Aid, counseling for children of Naga landslide victimsCebu Daily News
BOTH the Capitol and the Naga City government pledged assistance to the children of the couple who died after being crushed under a boulder that hit their shanty in sitio Pangilatan, barangay Cantaw-an, Naga City last Tuesday.
Cebu Gov. Gwendolyn Garcia, who participated during yesterday’s Charter Day celebration at Naga City, said the Provincial Social Welfare and Development (PSWD) office would provide burial and cash assistance to the couple’s children.
Naga City Mayor Valdemar Chiong also said the city could shoulder the burial expenses of 47-year-old motorcycle driver Dionesio Villarmia and his 42-year-old wife Juanita, who died in their sleep.
Their children were reportedly turned over to their 88-year-old grandmother Feliciana Villarmia.
But they will also undergo stress de-briefings by the Naga City Social Welfare Office.
The eldest of the four children, Rommel, recounted how their roof gave way and saw their parents die in front of them.
“We heard rumbling from the mountain a few minutes before the incident but we didn’t mind it. We thought it was just thunder and lightning since it was raining outside,” the couple’s eldest child Rommel said.
He said the incident happened in a few seconds.
He woke up after sensing something hit him in the face and when he looked at his parents, he already saw blood all over them.
“I was shocked.
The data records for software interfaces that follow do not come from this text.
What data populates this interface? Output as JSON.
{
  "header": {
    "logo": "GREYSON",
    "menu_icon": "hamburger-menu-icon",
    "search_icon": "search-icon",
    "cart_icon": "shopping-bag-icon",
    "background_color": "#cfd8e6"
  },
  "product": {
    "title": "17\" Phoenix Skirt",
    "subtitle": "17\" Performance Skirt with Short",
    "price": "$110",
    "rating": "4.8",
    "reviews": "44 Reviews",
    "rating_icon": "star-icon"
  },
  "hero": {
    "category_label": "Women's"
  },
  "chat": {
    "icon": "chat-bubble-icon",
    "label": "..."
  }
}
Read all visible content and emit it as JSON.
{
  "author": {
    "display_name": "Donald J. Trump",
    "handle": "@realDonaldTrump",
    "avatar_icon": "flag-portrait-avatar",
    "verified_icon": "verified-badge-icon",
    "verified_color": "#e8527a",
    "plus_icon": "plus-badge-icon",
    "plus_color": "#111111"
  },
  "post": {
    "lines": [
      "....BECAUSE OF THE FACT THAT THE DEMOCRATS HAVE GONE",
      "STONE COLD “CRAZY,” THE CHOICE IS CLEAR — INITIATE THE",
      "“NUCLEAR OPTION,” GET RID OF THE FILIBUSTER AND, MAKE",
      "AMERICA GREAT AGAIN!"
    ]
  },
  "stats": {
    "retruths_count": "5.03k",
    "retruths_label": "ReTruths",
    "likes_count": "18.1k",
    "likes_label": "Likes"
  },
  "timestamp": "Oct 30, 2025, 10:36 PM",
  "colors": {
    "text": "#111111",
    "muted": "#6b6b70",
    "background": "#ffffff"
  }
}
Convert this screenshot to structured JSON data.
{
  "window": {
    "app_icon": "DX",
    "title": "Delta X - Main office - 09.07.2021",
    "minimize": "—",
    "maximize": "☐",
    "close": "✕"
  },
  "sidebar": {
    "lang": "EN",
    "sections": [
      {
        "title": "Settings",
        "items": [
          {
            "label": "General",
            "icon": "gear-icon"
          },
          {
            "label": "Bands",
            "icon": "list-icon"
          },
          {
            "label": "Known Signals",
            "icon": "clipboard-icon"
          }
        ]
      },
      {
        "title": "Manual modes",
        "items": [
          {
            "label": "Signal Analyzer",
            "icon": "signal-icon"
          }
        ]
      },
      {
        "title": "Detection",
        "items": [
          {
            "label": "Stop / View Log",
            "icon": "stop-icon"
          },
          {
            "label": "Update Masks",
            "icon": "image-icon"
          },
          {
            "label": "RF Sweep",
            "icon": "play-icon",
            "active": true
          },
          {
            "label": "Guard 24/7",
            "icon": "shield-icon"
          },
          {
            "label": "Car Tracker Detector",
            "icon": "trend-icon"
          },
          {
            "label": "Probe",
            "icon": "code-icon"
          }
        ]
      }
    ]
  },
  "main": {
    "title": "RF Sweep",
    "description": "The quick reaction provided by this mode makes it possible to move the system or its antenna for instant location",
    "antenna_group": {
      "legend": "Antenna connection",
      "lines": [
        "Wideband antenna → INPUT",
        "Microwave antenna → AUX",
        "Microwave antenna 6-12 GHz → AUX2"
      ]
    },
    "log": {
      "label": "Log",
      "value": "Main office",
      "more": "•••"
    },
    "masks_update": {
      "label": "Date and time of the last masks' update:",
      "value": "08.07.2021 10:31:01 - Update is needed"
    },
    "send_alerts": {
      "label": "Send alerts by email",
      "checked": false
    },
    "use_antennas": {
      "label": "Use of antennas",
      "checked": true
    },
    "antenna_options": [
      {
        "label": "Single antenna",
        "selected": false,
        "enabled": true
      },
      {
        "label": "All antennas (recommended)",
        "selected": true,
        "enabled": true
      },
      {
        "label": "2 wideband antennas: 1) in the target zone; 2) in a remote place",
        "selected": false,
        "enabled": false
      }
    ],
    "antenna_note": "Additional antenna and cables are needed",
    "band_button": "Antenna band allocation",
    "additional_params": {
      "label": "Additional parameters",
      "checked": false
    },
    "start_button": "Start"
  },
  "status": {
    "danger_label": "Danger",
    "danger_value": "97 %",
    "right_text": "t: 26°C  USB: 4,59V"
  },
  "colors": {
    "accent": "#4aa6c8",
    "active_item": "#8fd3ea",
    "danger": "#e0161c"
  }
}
I did not even see what hit us. But I realized it must have been something hard because the wall of our house was destroyed,” he said.
Rommel called his cousin who helped carry his father out of the rubble.
The couple’s shanty, which can be reached after a three-kilometer car ride from the city proper and another three-kilometer walk, was destroyed in a landslide caused by last Tuesday’s heavy rains.
Blood stains can still be seen on the bamboo floor while the lamp used by the family was still on along with the boiled bananas that was supposed to be their supper.
The large rock was later found a kilometer away down from the house where it hit a gmelina tree before it landed across a small creek.
The shanty built of bamboo and cogon grass was built on a slope.
The couple lived there despite warnings to relocate after a landslide hit the same area last year and destroyed their house.
One of the couple’s children Maricel was unable to speak after learning about her parents’ death.
“There will be ongoing counseling. It’s better if they express their sentiments this early,” said City Social Welfare officer Delia Tibay.
Food assistance will be given to them, she said. Villarmia said she believed at first that the couple were being treated in a hospital.
Despite threats to their safety, she said she will rebuild their shanty anew. Barangay officials of Cantaw-an said they will remind the families there to vacate the area anew.
Last Tuesday’s landslide in Naga City, also known as a rockslide, was the fastest and most dangerous type, state senior geologist Abraham Lucero of the Mines and Geosciences Bureau said.
A treep slide is the least dangerous since it’s gradual and doesn’t happen suddenly, Lucero said.
He said he reminded barangay officials to abandon the site.
“Our advisory discourages people from using the steep trail near the landslide site that leads to neighboring barangay Inayagan,” said Lucero, who was accompanied by the nephew of one of the victims. Correspondents Carmel Loise Matus, Carine M. Asutilla, Jessa Chrisna Marie J. Agua and Sean Timothy Salvador